◆ **Description of the task**
Line by line, the entries below are to be reproduced unaltered.

- Opening Delimiter -

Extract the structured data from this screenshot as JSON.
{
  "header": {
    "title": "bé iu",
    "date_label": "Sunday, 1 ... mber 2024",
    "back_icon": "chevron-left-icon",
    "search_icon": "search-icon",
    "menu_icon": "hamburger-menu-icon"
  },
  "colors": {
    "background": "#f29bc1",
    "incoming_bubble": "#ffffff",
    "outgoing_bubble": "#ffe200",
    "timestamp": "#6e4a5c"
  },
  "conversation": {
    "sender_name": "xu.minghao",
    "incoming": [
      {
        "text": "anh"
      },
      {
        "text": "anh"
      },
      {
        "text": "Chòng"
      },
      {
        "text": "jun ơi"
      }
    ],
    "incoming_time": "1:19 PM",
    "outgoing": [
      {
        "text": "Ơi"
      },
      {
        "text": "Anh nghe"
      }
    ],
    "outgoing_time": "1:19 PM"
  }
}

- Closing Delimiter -

◆ **Response**
Extract the structured data from this screenshot as JSON.
{
  "header": {
    "title": "bé iu",
    "date_label": "Sunday, 1 ... mber 2024",
    "back_icon": "chevron-left-icon",
    "search_icon": "search-icon",
    "menu_icon": "hamburger-menu-icon"
  },
  "colors": {
    "background": "#f29bc1",
    "incoming_bubble": "#ffffff",
    "outgoing_bubble": "#ffe200",
    "timestamp": "#6e4a5c"
  },
  "conversation": {
    "sender_name": "xu.minghao",
    "incoming": [
      {
        "text": "anh"
      },
      {
        "text": "anh"
      },
      {
        "text": "Chòng"
      },
      {
        "text": "jun ơi"
      }
    ],
    "incoming_time": "1:19 PM",
    "outgoing": [
      {
        "text": "Ơi"
      },
      {
        "text": "Anh nghe"
      }
    ],
    "outgoing_time": "1:19 PM"
  }
}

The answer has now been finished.